Gracepoint’s training documents teach staff to explain why the church’s “hierarchical leadership” is “not authoritarian” or why negative perception of the church’s culture of rebuke is “overblown” due to “an emotionally fragile generation.” Weary of internal programs being leaked, leaders asked members to periodically delete “sensitive” recordings and emails containing talks and trainings or to watch them under supervision.
An FAQ page on Gracepoint’s website answered the question “Is Gracepoint a Cult?”—“Nope, not really”—while dismissing “Reddit trolls” and touting its Southern Baptist affiliation. (Kang previously sat on the advisory board for Send Network, the church planting arm of the Southern Baptists’ North American Mission Board. Vance Pitman, the network’s president, has lauded Kang’s “kingdom leadership.”)
Some critics are taking their concerns offline. Several parents of former and current members, worried that the church is distancing them from their children, have raised concerns about the church’s fellowship groups to leaders at UC campuses and Biola University.
The University of San Francisco revoked the recognition status of Gracepoint’s Klesis fellowship in May 2021 because it “did not meet the requirements to be a USF affiliated ministry, misrepresented its relationship with Gracepoint Church, and continued to have contact with students” following an interim suspension issued in March. Kang confirmed the church no longer operates on the campus, though some students still attend the San Francisco location. He was unsure how the group may have misrepresented itself to the university.
For those who have left, connecting with other former members in person and online has helped their transition out of the church. Loekito, who left in 2019, said that the discussion has allowed him and his wife to process their experience, but reacclimating to a new church has been hard.
“My regrets are mostly about the people that I ministered to when I had no right to be called a minister,” Loekito said. “Some of them left, and I was able to reconnect with them and say I’m sorry for what I did to them.

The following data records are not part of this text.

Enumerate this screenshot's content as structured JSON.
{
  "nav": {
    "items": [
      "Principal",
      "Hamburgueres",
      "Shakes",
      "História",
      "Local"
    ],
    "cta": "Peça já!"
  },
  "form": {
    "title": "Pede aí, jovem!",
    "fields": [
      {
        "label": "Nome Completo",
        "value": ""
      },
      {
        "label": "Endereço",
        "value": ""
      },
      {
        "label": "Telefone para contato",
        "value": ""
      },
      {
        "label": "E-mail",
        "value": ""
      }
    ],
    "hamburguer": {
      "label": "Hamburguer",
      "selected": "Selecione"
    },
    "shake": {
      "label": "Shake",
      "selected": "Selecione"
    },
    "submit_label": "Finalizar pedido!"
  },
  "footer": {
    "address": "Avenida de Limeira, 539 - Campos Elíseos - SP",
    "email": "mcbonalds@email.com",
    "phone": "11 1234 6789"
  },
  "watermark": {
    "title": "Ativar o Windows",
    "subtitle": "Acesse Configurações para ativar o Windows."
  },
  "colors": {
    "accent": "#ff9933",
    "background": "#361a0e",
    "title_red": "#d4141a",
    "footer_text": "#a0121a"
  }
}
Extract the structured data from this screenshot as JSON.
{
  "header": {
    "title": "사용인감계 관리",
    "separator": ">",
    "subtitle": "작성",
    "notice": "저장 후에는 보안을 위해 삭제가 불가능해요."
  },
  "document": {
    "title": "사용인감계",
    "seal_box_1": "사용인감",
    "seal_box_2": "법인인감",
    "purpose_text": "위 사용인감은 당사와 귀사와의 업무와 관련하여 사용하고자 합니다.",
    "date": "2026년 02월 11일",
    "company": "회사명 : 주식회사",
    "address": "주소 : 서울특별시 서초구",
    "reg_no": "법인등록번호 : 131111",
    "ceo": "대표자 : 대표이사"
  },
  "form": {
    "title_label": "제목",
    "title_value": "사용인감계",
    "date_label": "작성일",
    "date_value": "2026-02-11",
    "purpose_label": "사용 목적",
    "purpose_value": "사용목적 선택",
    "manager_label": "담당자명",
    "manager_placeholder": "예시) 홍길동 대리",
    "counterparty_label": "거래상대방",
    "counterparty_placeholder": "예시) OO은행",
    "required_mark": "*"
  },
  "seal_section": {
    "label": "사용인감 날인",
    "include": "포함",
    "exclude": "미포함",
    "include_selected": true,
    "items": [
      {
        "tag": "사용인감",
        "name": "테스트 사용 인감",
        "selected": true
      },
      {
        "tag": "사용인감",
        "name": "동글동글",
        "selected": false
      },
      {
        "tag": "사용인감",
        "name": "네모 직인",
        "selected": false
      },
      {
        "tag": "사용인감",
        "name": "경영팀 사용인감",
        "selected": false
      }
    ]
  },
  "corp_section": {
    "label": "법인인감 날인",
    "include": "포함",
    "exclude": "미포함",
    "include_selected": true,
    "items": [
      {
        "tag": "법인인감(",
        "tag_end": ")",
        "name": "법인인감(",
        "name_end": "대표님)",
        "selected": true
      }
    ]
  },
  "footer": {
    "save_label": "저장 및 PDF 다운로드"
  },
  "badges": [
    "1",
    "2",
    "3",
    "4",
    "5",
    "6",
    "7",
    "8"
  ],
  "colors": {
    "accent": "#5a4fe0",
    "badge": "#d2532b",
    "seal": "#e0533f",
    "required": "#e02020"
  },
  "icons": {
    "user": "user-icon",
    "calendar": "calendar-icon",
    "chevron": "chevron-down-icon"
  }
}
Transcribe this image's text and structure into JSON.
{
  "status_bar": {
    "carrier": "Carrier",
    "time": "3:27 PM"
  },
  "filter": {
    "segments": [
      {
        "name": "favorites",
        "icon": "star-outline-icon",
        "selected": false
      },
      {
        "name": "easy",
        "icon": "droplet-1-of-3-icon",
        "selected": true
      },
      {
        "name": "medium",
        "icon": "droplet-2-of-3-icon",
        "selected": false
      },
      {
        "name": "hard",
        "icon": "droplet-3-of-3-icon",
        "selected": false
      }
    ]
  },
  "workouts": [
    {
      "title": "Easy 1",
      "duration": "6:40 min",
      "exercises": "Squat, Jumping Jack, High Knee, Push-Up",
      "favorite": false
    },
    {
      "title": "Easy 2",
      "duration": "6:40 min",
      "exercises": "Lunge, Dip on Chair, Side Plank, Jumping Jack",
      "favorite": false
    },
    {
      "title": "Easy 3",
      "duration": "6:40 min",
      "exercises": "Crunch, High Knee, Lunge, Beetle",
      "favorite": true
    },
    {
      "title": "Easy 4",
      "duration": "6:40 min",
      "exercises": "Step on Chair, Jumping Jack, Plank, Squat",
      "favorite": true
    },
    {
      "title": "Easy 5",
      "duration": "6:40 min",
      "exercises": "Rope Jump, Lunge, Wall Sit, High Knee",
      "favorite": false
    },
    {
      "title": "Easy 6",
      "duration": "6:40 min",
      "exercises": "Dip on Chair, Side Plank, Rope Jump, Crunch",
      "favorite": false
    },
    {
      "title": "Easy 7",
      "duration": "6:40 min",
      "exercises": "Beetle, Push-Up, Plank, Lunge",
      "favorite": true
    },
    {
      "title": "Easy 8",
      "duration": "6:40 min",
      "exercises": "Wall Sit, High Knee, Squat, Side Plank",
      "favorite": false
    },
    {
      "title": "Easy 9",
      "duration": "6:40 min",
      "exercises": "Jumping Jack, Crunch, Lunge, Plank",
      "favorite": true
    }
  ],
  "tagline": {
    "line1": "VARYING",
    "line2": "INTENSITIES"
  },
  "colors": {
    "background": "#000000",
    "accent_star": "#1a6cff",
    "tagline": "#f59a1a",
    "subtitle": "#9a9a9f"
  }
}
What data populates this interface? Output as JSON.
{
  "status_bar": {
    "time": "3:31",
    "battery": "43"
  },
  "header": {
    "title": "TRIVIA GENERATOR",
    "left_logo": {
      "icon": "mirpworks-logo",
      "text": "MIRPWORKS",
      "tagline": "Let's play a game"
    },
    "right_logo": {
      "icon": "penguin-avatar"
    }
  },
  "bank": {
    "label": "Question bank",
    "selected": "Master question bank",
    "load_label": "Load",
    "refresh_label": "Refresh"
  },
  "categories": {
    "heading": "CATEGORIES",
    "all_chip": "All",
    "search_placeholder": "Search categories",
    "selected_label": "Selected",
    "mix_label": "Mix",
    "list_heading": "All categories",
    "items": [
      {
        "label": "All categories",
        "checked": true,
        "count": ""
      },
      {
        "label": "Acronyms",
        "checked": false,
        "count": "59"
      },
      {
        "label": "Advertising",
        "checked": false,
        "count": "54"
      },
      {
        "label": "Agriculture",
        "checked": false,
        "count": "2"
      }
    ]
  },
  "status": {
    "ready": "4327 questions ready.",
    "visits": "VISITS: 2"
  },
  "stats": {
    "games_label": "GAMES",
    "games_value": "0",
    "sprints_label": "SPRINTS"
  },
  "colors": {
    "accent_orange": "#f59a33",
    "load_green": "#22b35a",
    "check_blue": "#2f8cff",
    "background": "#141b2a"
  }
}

But the worst is those who are still there, young people who I told to defy their parents and throw away their ambitions and throw away their future to join the [Gracepoint] cause.”
Some former members said their departures were mischaracterized within the organization, with current attendees saying that those who left did so to “pursue the world” by purchasing pets or getting Disneyland passes.
“It feels like the bridge is being burnt from the other end,” said Mun. “I’m not going to negate the truth that God reached me through Gracepoint, but it doesn’t mean that Gracepoint is God’s heaven on earth.”
Gracepoint continues its evangelism efforts for the fall semester. Rebranding as Gracepoint Ministries, it has expanded Area Youth Ministry, a parachurch organization meant to evangelize middle- and high-school students and supplement church youth groups. The group operates in 24 cities, and according to Kang, Gracepoint staff are now split between college and noncollege ministries.
Nguyen, who left in 2021 after attending Gracepoint for a decade, has spoken at length with his former leaders at the Riverside and Pomona campuses, as well as with Daniel Kim, about the ways he felt wronged.
“If they really examine things, they really could change,” he said, “but I just don’t think they’re willing to let go of a lot of the practices they’ve been holding on to.”
During an April 2021 sermon on one of the Beatitudes, Kang told the church not to be discouraged by their online critics; Jesus himself warned that detractors would “utter all kinds of evil against you falsely” (Matt. 5:11, ESV).
“Clearly people who are posting are either genuinely grieved and wounded or so narcissistic that some small evil or injustice or wrong done to them is something utterly outrageous and they can’t move on,” Kang said.
“One thing that we must not do is be persuaded by criticism that there’s something wrong with us.”
Curtis Yee is a faith and culture reporter in Sacramento, California.